Uf you’re an iPhone user longing for a better way to manage your AT&T (NYSE: T) account directly from your phone, this new application is for you.
Today AT&T announced a new application for the iPhone that grants users the power to manage their account directly from their handset. Quite frankly, I am surprised it took AT&T so long to offer this.
The application works in conjunction with AT&T’s online myWireless tool. AT&T myWireless Mobile enables a host of account-management features. With it, users can:
A little over a decade ago, archaeologists experienced a collective nightmare–the emergence of eBay, the Internet auction site that, among other things, lets people sell looted artifacts. The black market for antiquities has existed for centuries, of course, with devastating consequences for the world’s cultural heritage. But we could at least take some comfort that it was largely confined to either high-end dealers on one end of the economic spectrum or rural flea markets on the other. The sheer physical constraints of transporting and selling illegal artifacts kept the market relatively small. But the rise of online auction sites promised to drastically alter the landscape. And so it did, just not in the dire way we had anticipated.
Back in the pre-eBay days, the cost of acquiring and selling an antiquity was high.
One way for social networks to make money is by sharing information about users with advertisers and others who are interested in understanding consumer behavior and exploiting online trends.
Social networks typically promise to remove “personally identifying information” before sharing this data, to protect users’ privacy. But researchers from the University of Texas at Austin have found that, combined with readily available data from other online sources, this anonymized data can still reveal sensitive information about users.

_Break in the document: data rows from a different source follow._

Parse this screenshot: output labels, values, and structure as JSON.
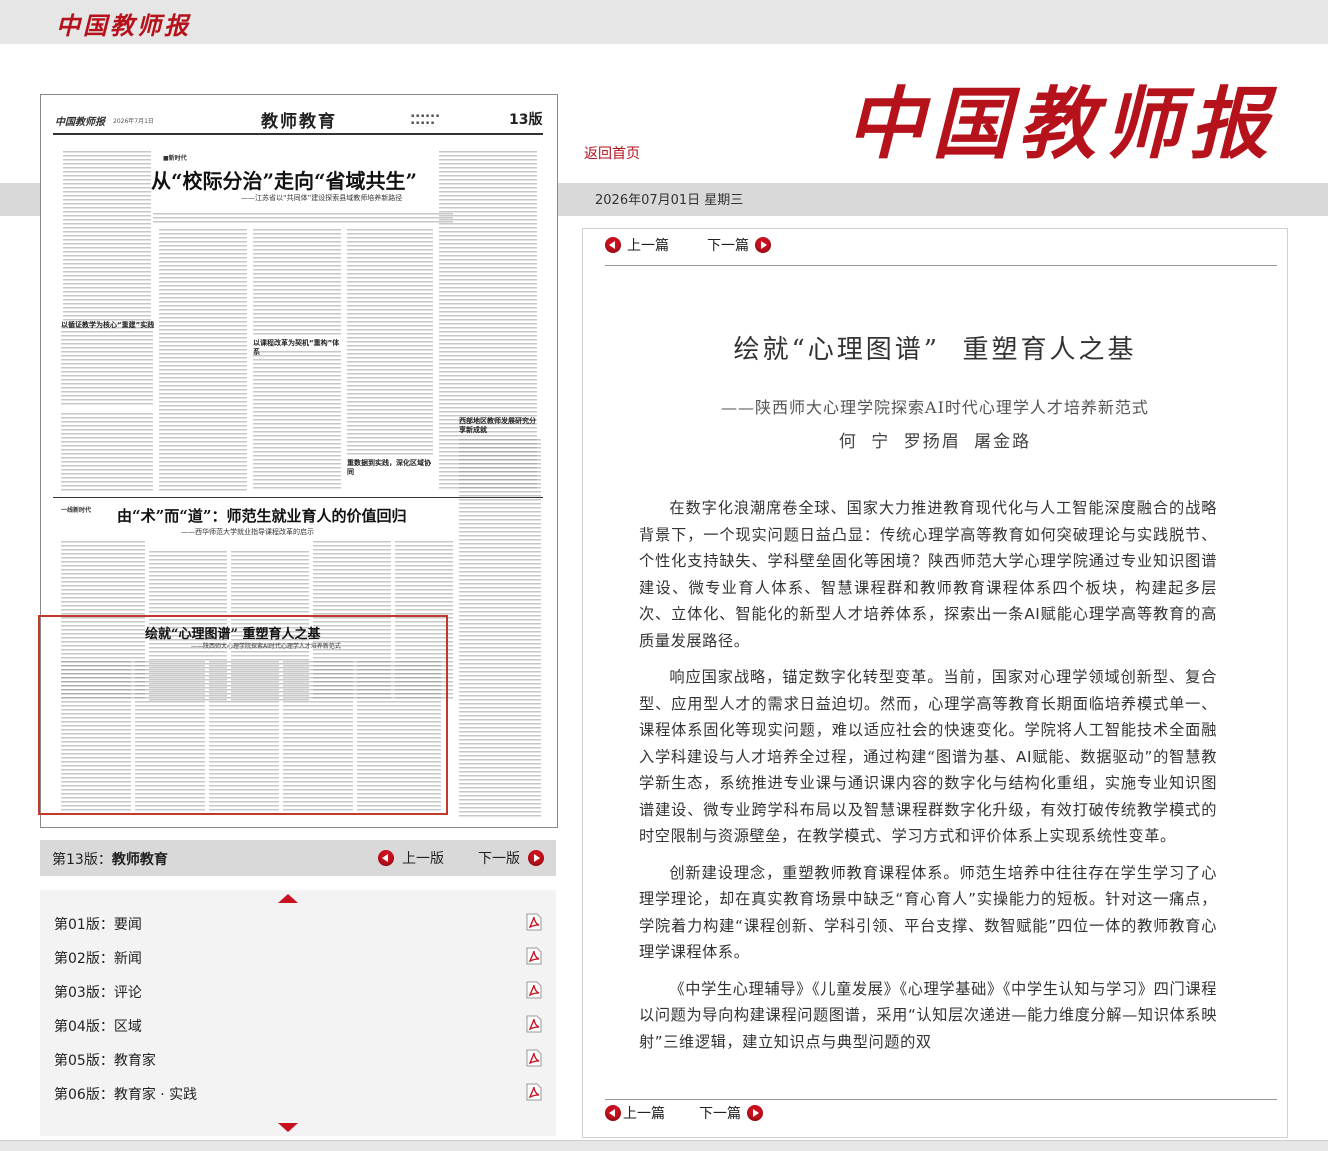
{
  "site": {
    "logo_text": "中国教师报",
    "home_link": "返回首页",
    "date": "2026年07月01日  星期三"
  },
  "paper": {
    "masthead": "中国教师报",
    "masthead_date": "2026年7月1日",
    "section_title": "教师教育",
    "page_num": "13版",
    "headline1": "从“校际分治”走向“省域共生”",
    "headline1_sub": "——江苏省以“共同体”建设探索县域教师培养新路径",
    "headline2": "由“术”而“道”：师范生就业育人的价值回归",
    "headline2_sub": "——西华师范大学就业指导课程改革的启示",
    "headline3": "绘就“心理图谱”  重塑育人之基",
    "headline3_sub": "——陕西师大心理学院探索AI时代心理学人才培养新范式",
    "side_title": "西部地区教师发展研究分享新成就",
    "tag1": "■新时代",
    "tag2": "一线新时代",
    "sub_head_a": "以循证教学为核心“重建”实践",
    "sub_head_b": "以课程改革为契机“重构”体系",
    "sub_head_c": "重数据到实践，深化区域协同"
  },
  "pager": {
    "edition_prefix": "第13版：",
    "edition_name": "教师教育",
    "prev": "上一版",
    "next": "下一版"
  },
  "editions": [
    {
      "label": "第01版：要闻"
    },
    {
      "label": "第02版：新闻"
    },
    {
      "label": "第03版：评论"
    },
    {
      "label": "第04版：区域"
    },
    {
      "label": "第05版：教育家"
    },
    {
      "label": "第06版：教育家 · 实践"
    }
  ],
  "article": {
    "prev": "上一篇",
    "next": "下一篇",
    "title": "绘就“心理图谱”  重塑育人之基",
    "subtitle": "——陕西师大心理学院探索AI时代心理学人才培养新范式",
    "authors": "何 宁 罗扬眉 屠金路",
    "paragraphs": [
      "在数字化浪潮席卷全球、国家大力推进教育现代化与人工智能深度融合的战略背景下，一个现实问题日益凸显：传统心理学高等教育如何突破理论与实践脱节、个性化支持缺失、学科壁垒固化等困境？陕西师范大学心理学院通过专业知识图谱建设、微专业育人体系、智慧课程群和教师教育课程体系四个板块，构建起多层次、立体化、智能化的新型人才培养体系，探索出一条AI赋能心理学高等教育的高质量发展路径。",
      "响应国家战略，锚定数字化转型变革。当前，国家对心理学领域创新型、复合型、应用型人才的需求日益迫切。然而，心理学高等教育长期面临培养模式单一、课程体系固化等现实问题，难以适应社会的快速变化。学院将人工智能技术全面融入学科建设与人才培养全过程，通过构建“图谱为基、AI赋能、数据驱动”的智慧教学新生态，系统推进专业课与通识课内容的数字化与结构化重组，实施专业知识图谱建设、微专业跨学科布局以及智慧课程群数字化升级，有效打破传统教学模式的时空限制与资源壁垒，在教学模式、学习方式和评价体系上实现系统性变革。",
      "创新建设理念，重塑教师教育课程体系。师范生培养中往往存在学生学习了心理学理论，却在真实教育场景中缺乏“育心育人”实操能力的短板。针对这一痛点，学院着力构建“课程创新、学科引领、平台支撑、数智赋能”四位一体的教师教育心理学课程体系。",
      "《中学生心理辅导》《儿童发展》《心理学基础》《中学生认知与学习》四门课程以问题为导向构建课程问题图谱，采用“认知层次递进—能力维度分解—知识体系映射”三维逻辑，建立知识点与典型问题的双"
    ]
  }
}
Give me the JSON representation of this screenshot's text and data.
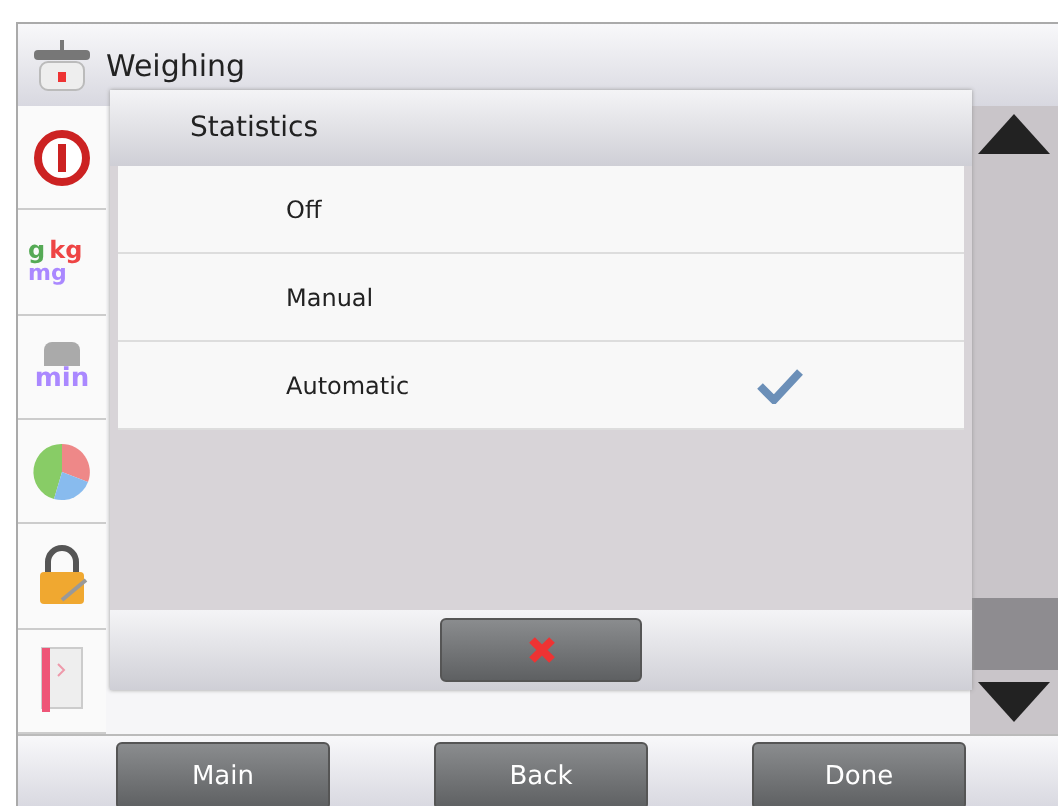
{
  "header": {
    "title": "Weighing"
  },
  "sidebar": {
    "items": [
      {
        "kind": "info"
      },
      {
        "kind": "units",
        "labels": [
          "g",
          "kg",
          "mg"
        ]
      },
      {
        "kind": "minweight",
        "labels": [
          "min"
        ]
      },
      {
        "kind": "pie"
      },
      {
        "kind": "lock"
      },
      {
        "kind": "book"
      }
    ]
  },
  "dialog": {
    "title": "Statistics",
    "options": [
      {
        "label": "Off",
        "selected": false
      },
      {
        "label": "Manual",
        "selected": false
      },
      {
        "label": "Automatic",
        "selected": true
      }
    ]
  },
  "footer": {
    "buttons": [
      "Main",
      "Back",
      "Done"
    ]
  }
}
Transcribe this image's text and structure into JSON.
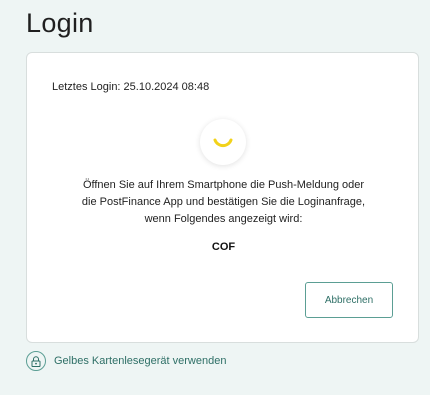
{
  "page": {
    "title": "Login"
  },
  "card": {
    "last_login": "Letztes Login: 25.10.2024 08:48",
    "instruction_lines": [
      "Öffnen Sie auf Ihrem Smartphone die Push-Meldung oder",
      "die PostFinance App und bestätigen Sie die Loginanfrage,",
      "wenn Folgendes angezeigt wird:"
    ],
    "code": "COF",
    "cancel_label": "Abbrechen"
  },
  "alternative": {
    "label": "Gelbes Kartenlesegerät verwenden",
    "icon": "lock-icon"
  },
  "colors": {
    "accent": "#5b9e94",
    "accent_text": "#2e6f66",
    "spinner": "#f2d21a",
    "background": "#eef5f4"
  }
}
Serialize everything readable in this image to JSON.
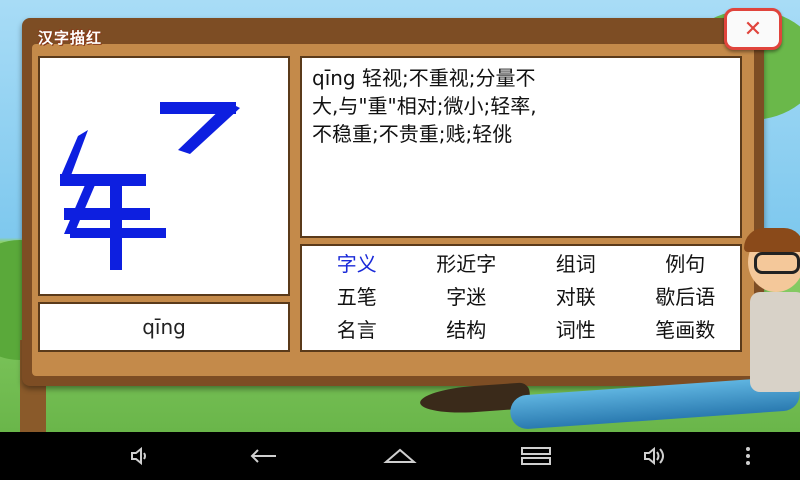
{
  "app": {
    "title": "汉字描红",
    "close_symbol": "✕"
  },
  "character": {
    "glyph": "轻",
    "pinyin": "qīng"
  },
  "definition": "qīng 轻视;不重视;分量不大,与\"重\"相对;微小;轻率,不稳重;不贵重;贱;轻佻",
  "menu": {
    "items": [
      {
        "label": "字义",
        "active": true
      },
      {
        "label": "形近字"
      },
      {
        "label": "组词"
      },
      {
        "label": "例句"
      },
      {
        "label": "五笔"
      },
      {
        "label": "字迷"
      },
      {
        "label": "对联"
      },
      {
        "label": "歇后语"
      },
      {
        "label": "名言"
      },
      {
        "label": "结构"
      },
      {
        "label": "词性"
      },
      {
        "label": "笔画数"
      }
    ]
  },
  "navbar": {
    "buttons": [
      "volume-down-icon",
      "back-icon",
      "home-icon",
      "recent-apps-icon",
      "volume-up-icon",
      "overflow-menu-icon"
    ]
  },
  "colors": {
    "active_menu": "#1a2ad8",
    "stroke": "#0d1fe0",
    "board": "#7d4d24",
    "close": "#e0443c"
  }
}
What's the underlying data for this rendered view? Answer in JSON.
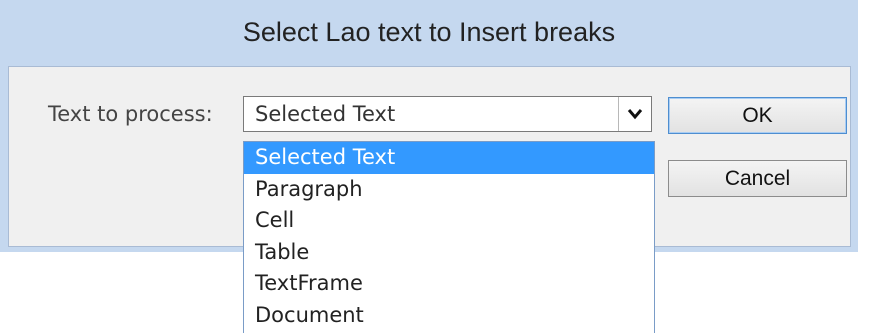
{
  "dialog": {
    "title": "Select Lao text to Insert breaks",
    "label": "Text to process:",
    "combo": {
      "value": "Selected Text",
      "arrow_icon": "chevron-down-icon"
    },
    "buttons": {
      "ok": "OK",
      "cancel": "Cancel"
    },
    "dropdown": {
      "selected_index": 0,
      "options": [
        "Selected Text",
        "Paragraph",
        "Cell",
        "Table",
        "TextFrame",
        "Document"
      ]
    }
  },
  "colors": {
    "title_bar": "#c5d8ef",
    "client_bg": "#f0f0f0",
    "highlight": "#3399ff"
  }
}
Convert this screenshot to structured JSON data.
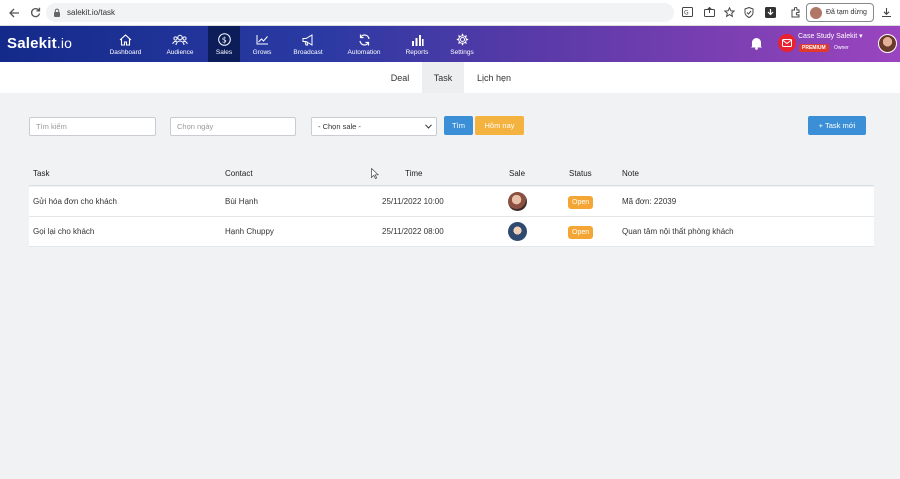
{
  "browser": {
    "url": "salekit.io/task",
    "paused_label": "Đã tạm dừng"
  },
  "app": {
    "logo_main": "Salekit",
    "logo_suffix": ".io",
    "nav": [
      {
        "label": "Dashboard",
        "icon": "home-icon"
      },
      {
        "label": "Audience",
        "icon": "users-icon"
      },
      {
        "label": "Sales",
        "icon": "dollar-icon",
        "active": true
      },
      {
        "label": "Grows",
        "icon": "chart-line-icon"
      },
      {
        "label": "Broadcast",
        "icon": "megaphone-icon"
      },
      {
        "label": "Automation",
        "icon": "refresh-icon"
      },
      {
        "label": "Reports",
        "icon": "bar-chart-icon"
      },
      {
        "label": "Settings",
        "icon": "gear-icon"
      }
    ],
    "account": {
      "name": "Case Study Salekit",
      "badge": "PREMIUM",
      "role": "Owner"
    }
  },
  "subtabs": [
    {
      "label": "Deal",
      "active": false
    },
    {
      "label": "Task",
      "active": true
    },
    {
      "label": "Lịch hẹn",
      "active": false
    }
  ],
  "filters": {
    "search_placeholder": "Tìm kiếm",
    "date_placeholder": "Chọn ngày",
    "sale_select": "- Chọn sale -",
    "search_button": "Tìm",
    "today_button": "Hôm nay",
    "new_task_button": "+ Task mới"
  },
  "table": {
    "columns": [
      "Task",
      "Contact",
      "Time",
      "Sale",
      "Status",
      "Note"
    ],
    "rows": [
      {
        "task": "Gửi hóa đơn cho khách",
        "contact": "Bùi Hạnh",
        "time": "25/11/2022 10:00",
        "status": "Open",
        "note": "Mã đơn: 22039"
      },
      {
        "task": "Gọi lại cho khách",
        "contact": "Hạnh Chuppy",
        "time": "25/11/2022 08:00",
        "status": "Open",
        "note": "Quan tâm nội thất phòng khách"
      }
    ]
  },
  "colors": {
    "primary_button": "#3b8fd6",
    "today_button": "#f4b23e",
    "status_open": "#f4a534"
  }
}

In tests involving the photo-sharing site Flickr and the microblogging service Twitter, the Texas researchers were able to identify a third of the users with accounts on both sites simply by searching for recognizable patterns in anonymized network data. Both Twitter and Flickr display user information publicly, so the researchers anonymized much of the data in order to test their algorithms.